━━━ RECORDED INFORMATION
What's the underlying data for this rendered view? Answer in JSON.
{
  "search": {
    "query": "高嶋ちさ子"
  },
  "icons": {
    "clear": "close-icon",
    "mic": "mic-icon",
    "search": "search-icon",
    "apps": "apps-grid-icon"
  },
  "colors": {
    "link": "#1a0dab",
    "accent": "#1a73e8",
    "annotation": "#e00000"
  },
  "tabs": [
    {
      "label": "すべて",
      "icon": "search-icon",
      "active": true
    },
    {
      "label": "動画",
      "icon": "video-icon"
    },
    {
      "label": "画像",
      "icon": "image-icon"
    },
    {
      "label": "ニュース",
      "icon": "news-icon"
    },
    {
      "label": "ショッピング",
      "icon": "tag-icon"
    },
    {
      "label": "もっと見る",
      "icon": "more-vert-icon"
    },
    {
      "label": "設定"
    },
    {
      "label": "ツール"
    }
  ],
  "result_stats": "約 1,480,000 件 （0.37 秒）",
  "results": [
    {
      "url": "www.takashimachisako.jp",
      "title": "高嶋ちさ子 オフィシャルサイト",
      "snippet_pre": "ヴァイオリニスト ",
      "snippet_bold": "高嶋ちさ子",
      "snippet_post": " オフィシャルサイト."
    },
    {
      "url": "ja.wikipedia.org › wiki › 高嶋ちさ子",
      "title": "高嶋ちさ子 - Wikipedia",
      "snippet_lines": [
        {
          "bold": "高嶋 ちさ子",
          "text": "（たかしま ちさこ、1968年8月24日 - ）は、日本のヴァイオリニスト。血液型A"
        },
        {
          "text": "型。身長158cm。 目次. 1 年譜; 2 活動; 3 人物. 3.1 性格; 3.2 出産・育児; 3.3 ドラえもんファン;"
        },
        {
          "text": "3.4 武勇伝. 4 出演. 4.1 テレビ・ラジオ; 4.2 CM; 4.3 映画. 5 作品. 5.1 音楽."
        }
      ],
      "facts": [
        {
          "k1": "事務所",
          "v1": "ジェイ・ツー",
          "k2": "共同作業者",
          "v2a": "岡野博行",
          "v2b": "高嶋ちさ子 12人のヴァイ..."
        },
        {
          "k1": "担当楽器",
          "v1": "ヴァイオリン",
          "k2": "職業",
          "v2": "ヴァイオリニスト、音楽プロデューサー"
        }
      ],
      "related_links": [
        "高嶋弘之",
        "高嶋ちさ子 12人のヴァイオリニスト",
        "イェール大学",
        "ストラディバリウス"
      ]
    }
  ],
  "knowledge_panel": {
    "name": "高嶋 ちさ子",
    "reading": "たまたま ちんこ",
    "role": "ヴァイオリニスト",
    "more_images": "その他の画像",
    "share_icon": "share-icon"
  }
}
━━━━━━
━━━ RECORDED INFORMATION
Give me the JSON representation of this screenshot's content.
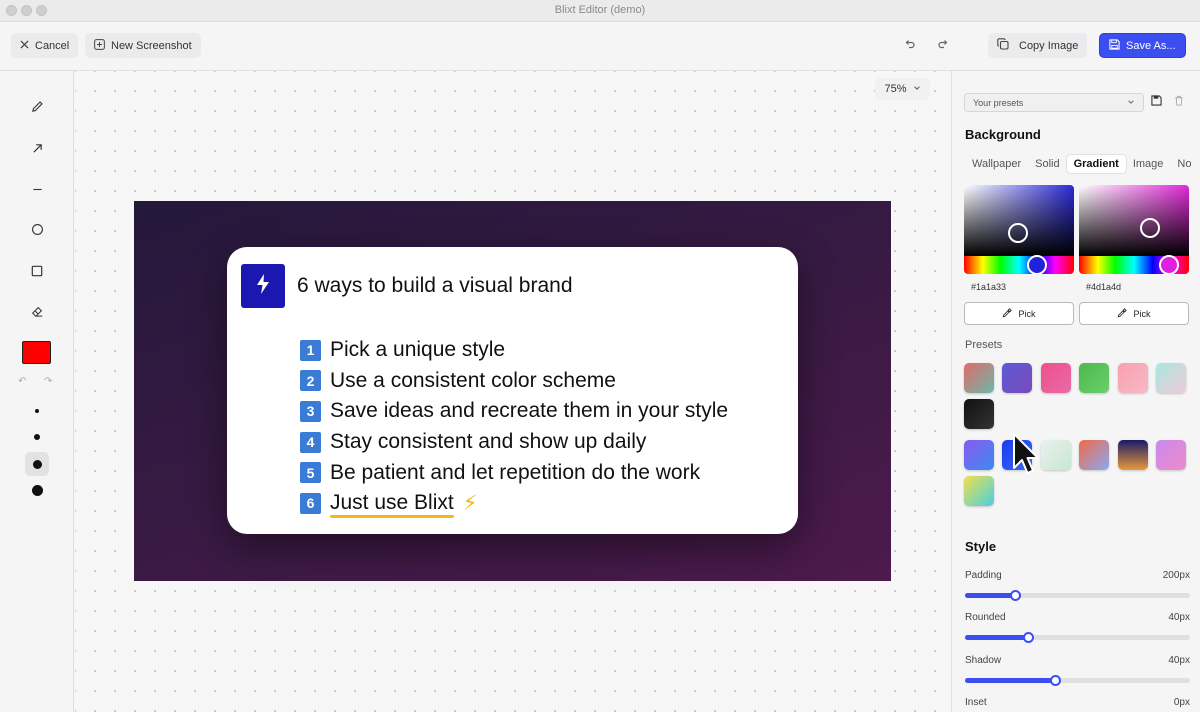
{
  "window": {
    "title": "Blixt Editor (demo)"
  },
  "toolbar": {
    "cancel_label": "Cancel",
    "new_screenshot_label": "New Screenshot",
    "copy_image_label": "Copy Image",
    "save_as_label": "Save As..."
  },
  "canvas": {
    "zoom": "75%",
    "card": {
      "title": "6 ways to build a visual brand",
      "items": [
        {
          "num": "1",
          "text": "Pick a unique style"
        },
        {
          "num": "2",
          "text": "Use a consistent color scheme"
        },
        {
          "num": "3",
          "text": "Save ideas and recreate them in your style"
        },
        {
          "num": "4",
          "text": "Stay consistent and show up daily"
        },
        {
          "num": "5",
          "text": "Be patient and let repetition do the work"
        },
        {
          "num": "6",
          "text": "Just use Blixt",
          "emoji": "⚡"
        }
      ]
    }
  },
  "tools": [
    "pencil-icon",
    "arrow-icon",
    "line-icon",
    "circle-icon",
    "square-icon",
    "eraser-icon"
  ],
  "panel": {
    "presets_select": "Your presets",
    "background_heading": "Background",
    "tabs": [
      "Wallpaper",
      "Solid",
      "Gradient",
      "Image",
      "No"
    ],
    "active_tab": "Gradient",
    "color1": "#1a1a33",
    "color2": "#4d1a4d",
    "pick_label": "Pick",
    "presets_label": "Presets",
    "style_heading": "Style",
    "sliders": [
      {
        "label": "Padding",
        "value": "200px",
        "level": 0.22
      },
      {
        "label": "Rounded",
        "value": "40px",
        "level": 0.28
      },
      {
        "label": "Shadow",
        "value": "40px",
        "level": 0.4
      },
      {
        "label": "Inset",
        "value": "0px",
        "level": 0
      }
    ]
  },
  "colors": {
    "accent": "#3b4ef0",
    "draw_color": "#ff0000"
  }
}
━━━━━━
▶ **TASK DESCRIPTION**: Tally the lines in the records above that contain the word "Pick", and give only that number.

▶ **PROBLEM SOLUTION**: 2